▸ **WHAT THE TASK ASKS**: The required answer is every line of the data containing the word "Entertainment".

▸ **RECORDS PROVIDED**:

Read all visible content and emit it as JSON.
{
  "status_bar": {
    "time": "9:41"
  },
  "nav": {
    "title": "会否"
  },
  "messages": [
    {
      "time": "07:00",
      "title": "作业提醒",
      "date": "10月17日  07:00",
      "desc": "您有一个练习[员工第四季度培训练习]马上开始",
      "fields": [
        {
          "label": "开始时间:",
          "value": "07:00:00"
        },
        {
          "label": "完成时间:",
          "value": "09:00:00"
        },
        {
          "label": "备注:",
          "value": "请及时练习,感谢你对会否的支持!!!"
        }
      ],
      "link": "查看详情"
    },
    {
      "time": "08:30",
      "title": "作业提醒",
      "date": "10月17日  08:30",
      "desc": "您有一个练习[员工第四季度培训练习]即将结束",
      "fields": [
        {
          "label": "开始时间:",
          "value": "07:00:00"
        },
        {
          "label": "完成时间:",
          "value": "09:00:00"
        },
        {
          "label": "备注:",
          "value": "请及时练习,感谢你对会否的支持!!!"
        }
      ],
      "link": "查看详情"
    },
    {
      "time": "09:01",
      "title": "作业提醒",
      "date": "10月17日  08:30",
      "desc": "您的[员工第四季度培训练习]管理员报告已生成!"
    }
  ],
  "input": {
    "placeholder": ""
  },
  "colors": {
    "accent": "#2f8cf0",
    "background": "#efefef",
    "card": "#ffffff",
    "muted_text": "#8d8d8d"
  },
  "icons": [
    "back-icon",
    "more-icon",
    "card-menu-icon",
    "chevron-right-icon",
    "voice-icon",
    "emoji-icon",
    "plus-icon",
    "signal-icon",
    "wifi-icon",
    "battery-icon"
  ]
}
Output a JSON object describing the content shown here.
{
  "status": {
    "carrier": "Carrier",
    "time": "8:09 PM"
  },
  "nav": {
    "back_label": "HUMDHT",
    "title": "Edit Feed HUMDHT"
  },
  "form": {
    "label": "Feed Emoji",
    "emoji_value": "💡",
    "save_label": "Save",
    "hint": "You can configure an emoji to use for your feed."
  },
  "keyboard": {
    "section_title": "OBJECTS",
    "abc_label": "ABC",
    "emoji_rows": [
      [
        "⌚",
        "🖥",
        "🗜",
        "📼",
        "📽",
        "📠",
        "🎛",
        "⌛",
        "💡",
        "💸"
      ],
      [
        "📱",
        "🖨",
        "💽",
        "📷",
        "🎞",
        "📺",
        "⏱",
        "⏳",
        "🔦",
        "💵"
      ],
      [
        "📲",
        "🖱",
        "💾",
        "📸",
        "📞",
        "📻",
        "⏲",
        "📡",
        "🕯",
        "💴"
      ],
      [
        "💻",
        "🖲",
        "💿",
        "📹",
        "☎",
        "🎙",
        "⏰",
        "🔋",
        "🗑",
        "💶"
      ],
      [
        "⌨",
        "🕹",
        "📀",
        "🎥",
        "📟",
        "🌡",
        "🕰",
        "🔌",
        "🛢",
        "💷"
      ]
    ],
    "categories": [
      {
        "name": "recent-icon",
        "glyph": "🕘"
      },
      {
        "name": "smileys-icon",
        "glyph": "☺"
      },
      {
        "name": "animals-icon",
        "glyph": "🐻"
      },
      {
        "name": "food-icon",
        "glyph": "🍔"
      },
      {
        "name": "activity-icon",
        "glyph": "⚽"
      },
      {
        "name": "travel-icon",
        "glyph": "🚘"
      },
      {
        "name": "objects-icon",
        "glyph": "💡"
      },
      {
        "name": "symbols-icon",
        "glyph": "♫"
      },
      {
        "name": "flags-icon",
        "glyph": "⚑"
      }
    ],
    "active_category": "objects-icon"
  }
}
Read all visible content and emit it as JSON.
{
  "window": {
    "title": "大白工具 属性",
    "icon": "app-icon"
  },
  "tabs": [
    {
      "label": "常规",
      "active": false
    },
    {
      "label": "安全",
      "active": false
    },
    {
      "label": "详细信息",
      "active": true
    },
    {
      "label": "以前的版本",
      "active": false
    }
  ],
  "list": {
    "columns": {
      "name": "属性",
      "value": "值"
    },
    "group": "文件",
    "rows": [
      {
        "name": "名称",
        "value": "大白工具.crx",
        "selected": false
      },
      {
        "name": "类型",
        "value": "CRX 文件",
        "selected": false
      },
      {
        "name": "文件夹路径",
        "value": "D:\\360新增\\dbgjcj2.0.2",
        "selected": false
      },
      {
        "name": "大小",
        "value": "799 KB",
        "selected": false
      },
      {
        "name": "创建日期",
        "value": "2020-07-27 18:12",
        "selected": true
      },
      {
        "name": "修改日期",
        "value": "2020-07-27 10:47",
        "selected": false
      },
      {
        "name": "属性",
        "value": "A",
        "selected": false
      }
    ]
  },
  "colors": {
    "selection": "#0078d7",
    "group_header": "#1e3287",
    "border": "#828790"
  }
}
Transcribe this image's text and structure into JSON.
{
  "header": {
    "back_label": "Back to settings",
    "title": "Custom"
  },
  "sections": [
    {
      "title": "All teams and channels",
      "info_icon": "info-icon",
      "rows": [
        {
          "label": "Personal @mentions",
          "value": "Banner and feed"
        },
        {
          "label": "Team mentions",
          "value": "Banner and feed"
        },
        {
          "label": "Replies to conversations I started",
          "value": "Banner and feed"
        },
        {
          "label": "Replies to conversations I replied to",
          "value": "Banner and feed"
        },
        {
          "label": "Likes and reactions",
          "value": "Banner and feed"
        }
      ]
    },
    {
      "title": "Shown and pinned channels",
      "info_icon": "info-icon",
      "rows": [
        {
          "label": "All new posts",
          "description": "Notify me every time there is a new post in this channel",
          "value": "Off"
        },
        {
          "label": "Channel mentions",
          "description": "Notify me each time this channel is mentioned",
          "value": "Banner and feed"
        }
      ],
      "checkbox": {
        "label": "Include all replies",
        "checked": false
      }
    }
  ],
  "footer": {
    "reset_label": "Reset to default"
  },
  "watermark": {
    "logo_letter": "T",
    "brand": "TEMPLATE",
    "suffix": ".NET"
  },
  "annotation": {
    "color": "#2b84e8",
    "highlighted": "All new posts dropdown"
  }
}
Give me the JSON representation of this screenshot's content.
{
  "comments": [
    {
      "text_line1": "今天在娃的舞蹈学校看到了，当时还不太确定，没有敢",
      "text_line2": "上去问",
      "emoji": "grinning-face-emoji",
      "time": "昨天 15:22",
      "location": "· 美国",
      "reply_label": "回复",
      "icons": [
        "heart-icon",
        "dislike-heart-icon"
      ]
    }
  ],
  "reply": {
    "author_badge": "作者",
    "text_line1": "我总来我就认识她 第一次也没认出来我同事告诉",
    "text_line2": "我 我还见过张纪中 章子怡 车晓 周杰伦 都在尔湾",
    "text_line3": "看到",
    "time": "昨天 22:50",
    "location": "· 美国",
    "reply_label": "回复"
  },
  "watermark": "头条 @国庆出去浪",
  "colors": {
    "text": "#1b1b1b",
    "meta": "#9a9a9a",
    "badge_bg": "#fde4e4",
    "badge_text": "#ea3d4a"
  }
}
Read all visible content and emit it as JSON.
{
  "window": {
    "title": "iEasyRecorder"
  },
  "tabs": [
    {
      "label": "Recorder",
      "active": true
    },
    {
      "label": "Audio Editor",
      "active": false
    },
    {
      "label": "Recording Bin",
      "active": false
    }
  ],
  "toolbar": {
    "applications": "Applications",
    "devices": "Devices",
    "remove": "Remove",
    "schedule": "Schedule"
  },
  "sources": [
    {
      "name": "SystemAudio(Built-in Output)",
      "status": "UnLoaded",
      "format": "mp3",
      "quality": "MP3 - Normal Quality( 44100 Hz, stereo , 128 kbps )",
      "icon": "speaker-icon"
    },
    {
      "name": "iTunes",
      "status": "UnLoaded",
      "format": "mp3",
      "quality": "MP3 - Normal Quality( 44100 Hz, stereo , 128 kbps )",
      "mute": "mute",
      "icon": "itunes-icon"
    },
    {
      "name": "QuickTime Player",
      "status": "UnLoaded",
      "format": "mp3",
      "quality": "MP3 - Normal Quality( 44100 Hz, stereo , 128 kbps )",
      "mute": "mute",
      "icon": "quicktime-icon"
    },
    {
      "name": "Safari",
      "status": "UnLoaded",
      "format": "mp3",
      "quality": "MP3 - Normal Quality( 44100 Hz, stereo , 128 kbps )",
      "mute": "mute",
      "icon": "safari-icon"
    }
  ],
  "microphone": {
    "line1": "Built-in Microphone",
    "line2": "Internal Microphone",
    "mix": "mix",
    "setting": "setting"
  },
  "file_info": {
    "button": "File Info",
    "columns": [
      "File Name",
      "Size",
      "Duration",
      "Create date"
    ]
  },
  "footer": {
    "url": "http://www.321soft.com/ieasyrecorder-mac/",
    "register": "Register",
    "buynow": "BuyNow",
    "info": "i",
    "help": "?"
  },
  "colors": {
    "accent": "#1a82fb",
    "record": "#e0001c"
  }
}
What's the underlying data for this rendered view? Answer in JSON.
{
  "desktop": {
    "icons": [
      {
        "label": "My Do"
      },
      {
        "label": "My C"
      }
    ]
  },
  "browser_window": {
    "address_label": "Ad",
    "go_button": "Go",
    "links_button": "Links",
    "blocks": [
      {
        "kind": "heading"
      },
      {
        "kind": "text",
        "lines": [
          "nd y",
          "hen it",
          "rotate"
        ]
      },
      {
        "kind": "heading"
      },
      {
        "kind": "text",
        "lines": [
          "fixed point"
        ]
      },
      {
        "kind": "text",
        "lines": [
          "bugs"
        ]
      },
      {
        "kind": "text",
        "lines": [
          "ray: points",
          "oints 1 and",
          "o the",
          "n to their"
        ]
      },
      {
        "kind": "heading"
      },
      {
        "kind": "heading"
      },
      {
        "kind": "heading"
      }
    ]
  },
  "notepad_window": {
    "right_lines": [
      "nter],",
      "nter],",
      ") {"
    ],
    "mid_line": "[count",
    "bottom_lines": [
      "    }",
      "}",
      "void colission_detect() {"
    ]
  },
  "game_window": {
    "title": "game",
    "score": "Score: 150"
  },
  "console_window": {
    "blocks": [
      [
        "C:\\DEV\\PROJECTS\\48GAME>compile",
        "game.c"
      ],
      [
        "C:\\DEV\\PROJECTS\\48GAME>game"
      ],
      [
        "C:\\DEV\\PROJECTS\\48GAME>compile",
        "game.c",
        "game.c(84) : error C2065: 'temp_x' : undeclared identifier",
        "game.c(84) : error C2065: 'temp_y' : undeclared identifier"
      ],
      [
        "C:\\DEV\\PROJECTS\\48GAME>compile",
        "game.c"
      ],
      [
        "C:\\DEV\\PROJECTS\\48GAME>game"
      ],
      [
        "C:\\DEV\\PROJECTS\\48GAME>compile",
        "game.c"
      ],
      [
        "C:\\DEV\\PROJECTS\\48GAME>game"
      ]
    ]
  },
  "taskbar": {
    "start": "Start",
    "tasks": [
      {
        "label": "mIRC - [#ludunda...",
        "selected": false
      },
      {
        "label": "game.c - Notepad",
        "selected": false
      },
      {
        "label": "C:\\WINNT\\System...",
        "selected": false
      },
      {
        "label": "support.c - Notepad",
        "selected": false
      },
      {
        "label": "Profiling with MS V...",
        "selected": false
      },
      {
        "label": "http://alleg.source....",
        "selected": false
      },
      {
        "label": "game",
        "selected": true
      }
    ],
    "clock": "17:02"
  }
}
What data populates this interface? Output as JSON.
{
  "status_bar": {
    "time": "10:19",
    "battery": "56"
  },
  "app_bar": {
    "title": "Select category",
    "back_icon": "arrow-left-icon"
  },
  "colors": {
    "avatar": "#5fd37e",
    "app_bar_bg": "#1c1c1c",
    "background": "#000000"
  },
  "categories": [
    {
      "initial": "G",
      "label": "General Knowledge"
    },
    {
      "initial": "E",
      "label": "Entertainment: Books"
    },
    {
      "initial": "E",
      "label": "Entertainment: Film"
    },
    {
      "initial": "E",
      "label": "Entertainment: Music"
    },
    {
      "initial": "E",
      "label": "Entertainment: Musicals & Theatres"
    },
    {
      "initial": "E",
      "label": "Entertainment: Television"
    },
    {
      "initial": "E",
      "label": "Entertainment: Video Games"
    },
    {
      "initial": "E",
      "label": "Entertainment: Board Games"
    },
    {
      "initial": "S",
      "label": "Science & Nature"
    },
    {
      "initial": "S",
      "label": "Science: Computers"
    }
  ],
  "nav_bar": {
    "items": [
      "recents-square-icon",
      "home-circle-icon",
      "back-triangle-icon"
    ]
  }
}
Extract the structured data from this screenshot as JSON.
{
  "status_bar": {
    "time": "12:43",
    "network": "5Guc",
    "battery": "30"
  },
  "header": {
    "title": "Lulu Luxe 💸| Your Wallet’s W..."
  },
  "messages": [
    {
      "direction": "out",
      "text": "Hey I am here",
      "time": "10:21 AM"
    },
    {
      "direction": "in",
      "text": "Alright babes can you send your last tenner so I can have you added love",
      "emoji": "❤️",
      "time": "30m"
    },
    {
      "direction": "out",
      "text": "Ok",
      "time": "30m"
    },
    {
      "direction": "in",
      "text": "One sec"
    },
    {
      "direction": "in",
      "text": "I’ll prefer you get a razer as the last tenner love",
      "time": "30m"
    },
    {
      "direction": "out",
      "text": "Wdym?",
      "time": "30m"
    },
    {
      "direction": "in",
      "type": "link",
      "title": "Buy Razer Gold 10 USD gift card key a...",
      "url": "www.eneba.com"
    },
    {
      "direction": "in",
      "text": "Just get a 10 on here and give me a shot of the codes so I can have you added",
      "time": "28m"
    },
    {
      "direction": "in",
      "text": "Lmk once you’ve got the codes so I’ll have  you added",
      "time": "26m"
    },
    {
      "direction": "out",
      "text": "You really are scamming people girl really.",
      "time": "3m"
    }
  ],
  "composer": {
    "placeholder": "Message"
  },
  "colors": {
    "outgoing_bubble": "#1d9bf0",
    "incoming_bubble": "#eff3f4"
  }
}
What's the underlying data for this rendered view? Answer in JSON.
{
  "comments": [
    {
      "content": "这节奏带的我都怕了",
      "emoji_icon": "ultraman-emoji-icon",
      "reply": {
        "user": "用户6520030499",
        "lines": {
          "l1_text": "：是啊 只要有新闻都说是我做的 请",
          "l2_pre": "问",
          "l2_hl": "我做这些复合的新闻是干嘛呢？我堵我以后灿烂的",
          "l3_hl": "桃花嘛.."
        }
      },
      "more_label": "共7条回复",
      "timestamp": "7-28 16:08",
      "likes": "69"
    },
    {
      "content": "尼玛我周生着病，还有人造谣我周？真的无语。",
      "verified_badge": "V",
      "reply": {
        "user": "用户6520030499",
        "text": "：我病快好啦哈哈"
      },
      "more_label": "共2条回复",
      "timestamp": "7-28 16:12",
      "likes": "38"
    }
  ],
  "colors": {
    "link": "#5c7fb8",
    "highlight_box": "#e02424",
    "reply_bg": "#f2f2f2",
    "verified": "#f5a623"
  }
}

▸ **SOLUTION TO THE PROBLEM**:
      "label": "Entertainment: Books"
      "label": "Entertainment: Film"
      "label": "Entertainment: Music"
      "label": "Entertainment: Musicals & Theatres"
      "label": "Entertainment: Television"
      "label": "Entertainment: Video Games"
      "label": "Entertainment: Board Games"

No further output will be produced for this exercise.